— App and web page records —
○ ○ ○ ○ ○
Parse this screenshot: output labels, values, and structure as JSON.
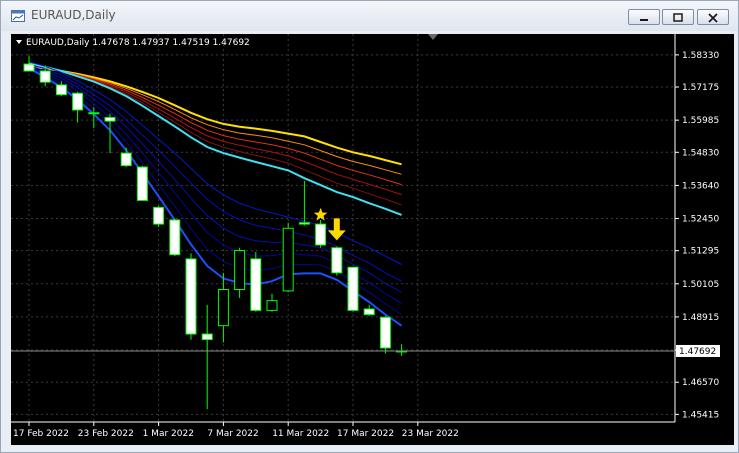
{
  "window": {
    "title": "EURAUD,Daily"
  },
  "titlebar_buttons": [
    {
      "name": "minimize-button",
      "icon": "minimize-icon"
    },
    {
      "name": "maximize-button",
      "icon": "maximize-icon"
    },
    {
      "name": "close-button",
      "icon": "close-icon"
    }
  ],
  "chart_info": {
    "header": "EURAUD,Daily  1.47678 1.47937 1.47519 1.47692",
    "current_price_label": "1.47692",
    "current_price": 1.47692
  },
  "colors": {
    "background": "#000000",
    "bull_candle": "#000000",
    "bear_candle": "#ffffff",
    "wick": "#00ff00",
    "grid": "#3a3a3a",
    "arrow": "#ffd800",
    "star": "#ffd800"
  },
  "annotations": [
    {
      "type": "star-icon",
      "candle": 18
    },
    {
      "type": "arrow-down-icon",
      "candle": 19
    }
  ],
  "chart_data": {
    "type": "candlestick",
    "title": "EURAUD,Daily",
    "ylim": [
      1.4514,
      1.5908
    ],
    "y_ticks": [
      "1.58330",
      "1.57175",
      "1.55985",
      "1.54830",
      "1.53640",
      "1.52450",
      "1.51295",
      "1.50105",
      "1.48915",
      "1.47725",
      "1.46570",
      "1.45415"
    ],
    "x_ticks": [
      {
        "label": "17 Feb 2022",
        "candle": 0
      },
      {
        "label": "23 Feb 2022",
        "candle": 4
      },
      {
        "label": "1 Mar 2022",
        "candle": 8
      },
      {
        "label": "7 Mar 2022",
        "candle": 12
      },
      {
        "label": "11 Mar 2022",
        "candle": 16
      },
      {
        "label": "17 Mar 2022",
        "candle": 20
      },
      {
        "label": "23 Mar 2022",
        "candle": 24
      }
    ],
    "candles": [
      {
        "open": 1.58,
        "high": 1.583,
        "low": 1.5778,
        "close": 1.5775
      },
      {
        "open": 1.5775,
        "high": 1.5795,
        "low": 1.572,
        "close": 1.5735
      },
      {
        "open": 1.5725,
        "high": 1.5738,
        "low": 1.5685,
        "close": 1.569
      },
      {
        "open": 1.5695,
        "high": 1.57,
        "low": 1.559,
        "close": 1.5635
      },
      {
        "open": 1.5622,
        "high": 1.5645,
        "low": 1.557,
        "close": 1.5625
      },
      {
        "open": 1.5608,
        "high": 1.5622,
        "low": 1.548,
        "close": 1.5595
      },
      {
        "open": 1.548,
        "high": 1.55,
        "low": 1.543,
        "close": 1.5435
      },
      {
        "open": 1.543,
        "high": 1.5435,
        "low": 1.531,
        "close": 1.531
      },
      {
        "open": 1.5285,
        "high": 1.529,
        "low": 1.5215,
        "close": 1.5225
      },
      {
        "open": 1.524,
        "high": 1.5245,
        "low": 1.511,
        "close": 1.5115
      },
      {
        "open": 1.51,
        "high": 1.512,
        "low": 1.481,
        "close": 1.483
      },
      {
        "open": 1.483,
        "high": 1.4935,
        "low": 1.456,
        "close": 1.481
      },
      {
        "open": 1.486,
        "high": 1.505,
        "low": 1.48,
        "close": 1.499
      },
      {
        "open": 1.499,
        "high": 1.514,
        "low": 1.496,
        "close": 1.513
      },
      {
        "open": 1.51,
        "high": 1.5125,
        "low": 1.491,
        "close": 1.4915
      },
      {
        "open": 1.4915,
        "high": 1.4975,
        "low": 1.491,
        "close": 1.495
      },
      {
        "open": 1.4985,
        "high": 1.523,
        "low": 1.498,
        "close": 1.521
      },
      {
        "open": 1.523,
        "high": 1.538,
        "low": 1.522,
        "close": 1.5225
      },
      {
        "open": 1.5225,
        "high": 1.524,
        "low": 1.514,
        "close": 1.515
      },
      {
        "open": 1.514,
        "high": 1.5145,
        "low": 1.504,
        "close": 1.505
      },
      {
        "open": 1.507,
        "high": 1.507,
        "low": 1.491,
        "close": 1.4915
      },
      {
        "open": 1.492,
        "high": 1.4935,
        "low": 1.4895,
        "close": 1.49
      },
      {
        "open": 1.489,
        "high": 1.4895,
        "low": 1.476,
        "close": 1.478
      },
      {
        "open": 1.47678,
        "high": 1.47937,
        "low": 1.47519,
        "close": 1.47692
      }
    ],
    "moving_averages": [
      {
        "color": "#ffe000",
        "values": [
          1.579,
          1.5785,
          1.5775,
          1.5765,
          1.5752,
          1.5738,
          1.572,
          1.57,
          1.5678,
          1.5652,
          1.5625,
          1.5602,
          1.5585,
          1.5575,
          1.5568,
          1.556,
          1.555,
          1.554,
          1.552,
          1.55,
          1.5483,
          1.547,
          1.5455,
          1.544
        ]
      },
      {
        "color": "#ff8c00",
        "values": [
          1.5792,
          1.5786,
          1.5775,
          1.5763,
          1.5749,
          1.5733,
          1.5713,
          1.569,
          1.5665,
          1.5637,
          1.5607,
          1.5582,
          1.5564,
          1.5552,
          1.5544,
          1.5535,
          1.5523,
          1.551,
          1.5489,
          1.5468,
          1.545,
          1.5436,
          1.542,
          1.5404
        ]
      },
      {
        "color": "#e03010",
        "values": [
          1.5795,
          1.5787,
          1.5775,
          1.5761,
          1.5746,
          1.5728,
          1.5706,
          1.568,
          1.5652,
          1.5622,
          1.559,
          1.5562,
          1.5543,
          1.553,
          1.552,
          1.551,
          1.5497,
          1.548,
          1.5458,
          1.5436,
          1.5418,
          1.5402,
          1.5385,
          1.5367
        ]
      },
      {
        "color": "#b01010",
        "values": [
          1.5797,
          1.5788,
          1.5775,
          1.5759,
          1.5743,
          1.5723,
          1.5699,
          1.567,
          1.5639,
          1.5606,
          1.5572,
          1.5542,
          1.5522,
          1.5508,
          1.5496,
          1.5484,
          1.547,
          1.545,
          1.5427,
          1.5404,
          1.5386,
          1.5368,
          1.535,
          1.5331
        ]
      },
      {
        "color": "#801010",
        "values": [
          1.58,
          1.5789,
          1.5775,
          1.5758,
          1.574,
          1.5718,
          1.5692,
          1.566,
          1.5626,
          1.5591,
          1.5555,
          1.5522,
          1.5501,
          1.5486,
          1.5472,
          1.5459,
          1.5444,
          1.542,
          1.5396,
          1.5372,
          1.5354,
          1.5334,
          1.5315,
          1.5294
        ]
      },
      {
        "color": "#40e0f0",
        "values": [
          1.5802,
          1.579,
          1.5775,
          1.5756,
          1.5737,
          1.5713,
          1.5685,
          1.565,
          1.5613,
          1.5576,
          1.5537,
          1.5502,
          1.548,
          1.5464,
          1.5448,
          1.5433,
          1.5418,
          1.539,
          1.5365,
          1.534,
          1.5322,
          1.53,
          1.528,
          1.5258
        ]
      },
      {
        "color": "#0018d0",
        "values": [
          1.5808,
          1.5792,
          1.577,
          1.574,
          1.5708,
          1.5672,
          1.563,
          1.558,
          1.553,
          1.548,
          1.5425,
          1.537,
          1.533,
          1.53,
          1.528,
          1.5265,
          1.525,
          1.5235,
          1.522,
          1.5195,
          1.5165,
          1.514,
          1.511,
          1.508
        ]
      },
      {
        "color": "#0010c0",
        "values": [
          1.58,
          1.5783,
          1.576,
          1.5727,
          1.569,
          1.565,
          1.56,
          1.5545,
          1.549,
          1.5432,
          1.5372,
          1.5315,
          1.527,
          1.524,
          1.522,
          1.521,
          1.52,
          1.5185,
          1.517,
          1.5145,
          1.5112,
          1.5085,
          1.505,
          1.502
        ]
      },
      {
        "color": "#0010b0",
        "values": [
          1.5795,
          1.5775,
          1.575,
          1.5715,
          1.5675,
          1.563,
          1.5575,
          1.5513,
          1.545,
          1.5385,
          1.5318,
          1.5255,
          1.521,
          1.518,
          1.5165,
          1.516,
          1.516,
          1.515,
          1.514,
          1.5115,
          1.508,
          1.505,
          1.5012,
          1.498
        ]
      },
      {
        "color": "#0008a0",
        "values": [
          1.579,
          1.5768,
          1.574,
          1.5702,
          1.5658,
          1.5608,
          1.5548,
          1.548,
          1.541,
          1.5338,
          1.5263,
          1.5195,
          1.515,
          1.5123,
          1.511,
          1.5112,
          1.512,
          1.5115,
          1.511,
          1.5085,
          1.5048,
          1.5015,
          1.4975,
          1.494
        ]
      },
      {
        "color": "#000890",
        "values": [
          1.5788,
          1.576,
          1.5728,
          1.5688,
          1.564,
          1.5586,
          1.552,
          1.5445,
          1.5368,
          1.529,
          1.5208,
          1.5135,
          1.509,
          1.5068,
          1.5058,
          1.5065,
          1.508,
          1.508,
          1.5078,
          1.5055,
          1.5016,
          1.498,
          1.4938,
          1.49
        ]
      },
      {
        "color": "#1a50ff",
        "values": [
          1.5785,
          1.5752,
          1.5716,
          1.5672,
          1.562,
          1.5562,
          1.549,
          1.5408,
          1.5325,
          1.524,
          1.5152,
          1.5075,
          1.503,
          1.5013,
          1.5008,
          1.502,
          1.5045,
          1.5048,
          1.5048,
          1.5025,
          1.4985,
          1.4945,
          1.49,
          1.486
        ]
      }
    ]
  }
}
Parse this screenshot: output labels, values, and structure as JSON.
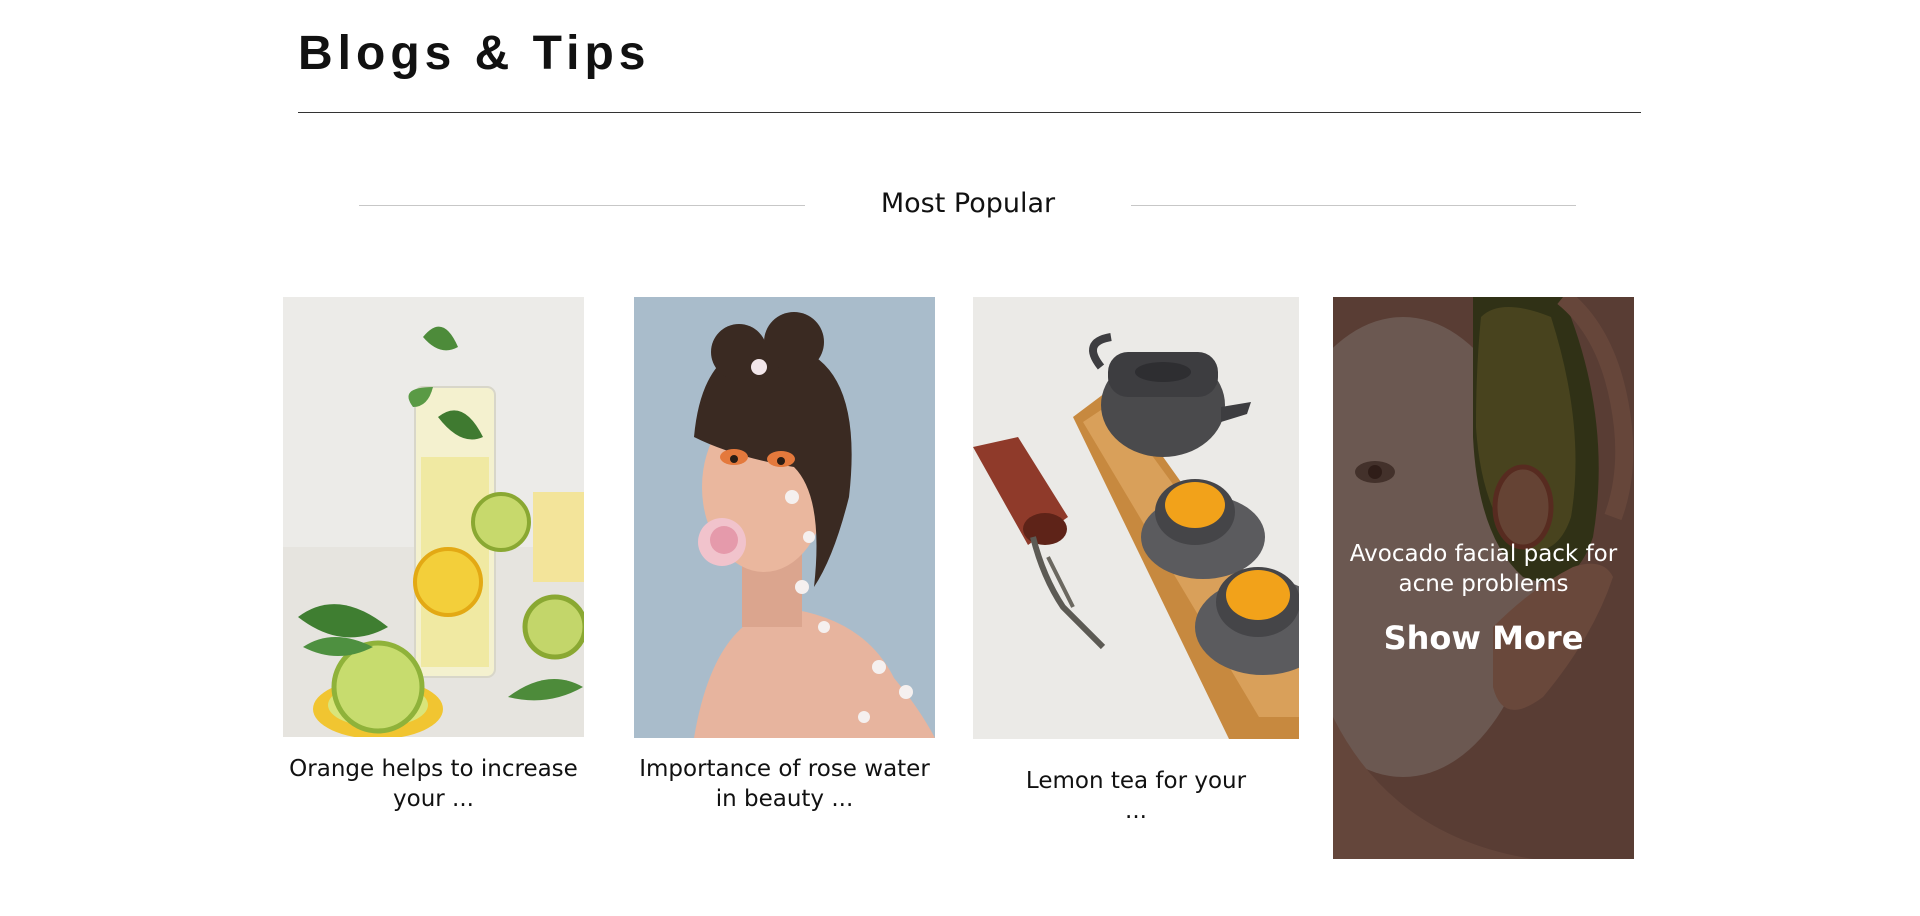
{
  "header": {
    "title": "Blogs & Tips"
  },
  "section": {
    "heading": "Most Popular"
  },
  "cards": [
    {
      "caption_line1": "Orange helps to increase",
      "caption_line2": "your ..."
    },
    {
      "caption_line1": "Importance of rose water",
      "caption_line2": "in beauty ..."
    },
    {
      "caption_line1": "Lemon tea for your",
      "caption_line2": "..."
    }
  ],
  "featured": {
    "title_line1": "Avocado facial pack for",
    "title_line2": "acne problems",
    "show_more_label": "Show More"
  }
}
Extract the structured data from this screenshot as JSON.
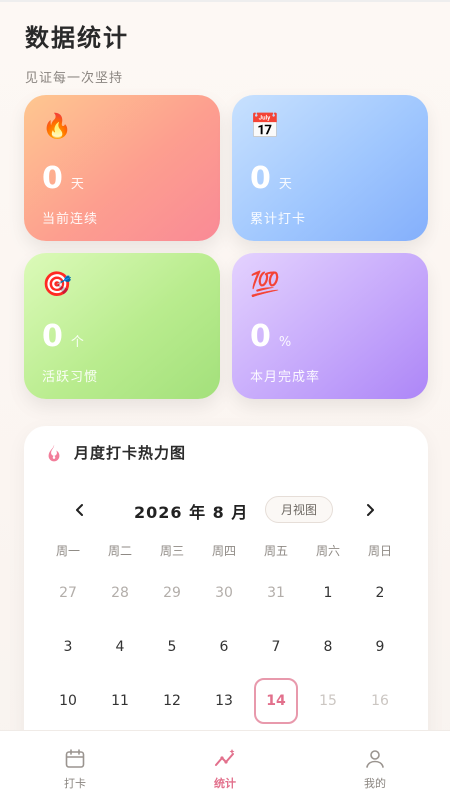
{
  "header": {
    "title": "数据统计",
    "subtitle": "见证每一次坚持"
  },
  "stats": [
    {
      "icon": "fire-icon",
      "emoji": "🔥",
      "value": "0",
      "unit": "天",
      "label": "当前连续"
    },
    {
      "icon": "calendar-icon",
      "emoji": "📅",
      "value": "0",
      "unit": "天",
      "label": "累计打卡"
    },
    {
      "icon": "target-icon",
      "emoji": "🎯",
      "value": "0",
      "unit": "个",
      "label": "活跃习惯"
    },
    {
      "icon": "hundred-icon",
      "emoji": "💯",
      "value": "0",
      "unit": "%",
      "label": "本月完成率"
    }
  ],
  "calendar": {
    "title": "月度打卡热力图",
    "month_label": "2026 年 8 月",
    "view_toggle": "月视图",
    "weekdays": [
      "周一",
      "周二",
      "周三",
      "周四",
      "周五",
      "周六",
      "周日"
    ],
    "days": [
      {
        "d": "27",
        "s": "muted"
      },
      {
        "d": "28",
        "s": "muted"
      },
      {
        "d": "29",
        "s": "muted"
      },
      {
        "d": "30",
        "s": "muted"
      },
      {
        "d": "31",
        "s": "muted"
      },
      {
        "d": "1",
        "s": "normal"
      },
      {
        "d": "2",
        "s": "normal"
      },
      {
        "d": "3",
        "s": "normal"
      },
      {
        "d": "4",
        "s": "normal"
      },
      {
        "d": "5",
        "s": "normal"
      },
      {
        "d": "6",
        "s": "normal"
      },
      {
        "d": "7",
        "s": "normal"
      },
      {
        "d": "8",
        "s": "normal"
      },
      {
        "d": "9",
        "s": "normal"
      },
      {
        "d": "10",
        "s": "normal"
      },
      {
        "d": "11",
        "s": "normal"
      },
      {
        "d": "12",
        "s": "normal"
      },
      {
        "d": "13",
        "s": "normal"
      },
      {
        "d": "14",
        "s": "today"
      },
      {
        "d": "15",
        "s": "future"
      },
      {
        "d": "16",
        "s": "future"
      }
    ],
    "accent_color": "#e2708c"
  },
  "bottom_nav": [
    {
      "label": "打卡",
      "icon": "calendar-icon",
      "active": false
    },
    {
      "label": "统计",
      "icon": "chart-icon",
      "active": true
    },
    {
      "label": "我的",
      "icon": "user-icon",
      "active": false
    }
  ]
}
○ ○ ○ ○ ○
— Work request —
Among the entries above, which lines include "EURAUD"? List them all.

— Answer to this exercise —
    "title": "EURAUD,Daily"
    "header": "EURAUD,Daily  1.47678 1.47937 1.47519 1.47692",
    "title": "EURAUD,Daily",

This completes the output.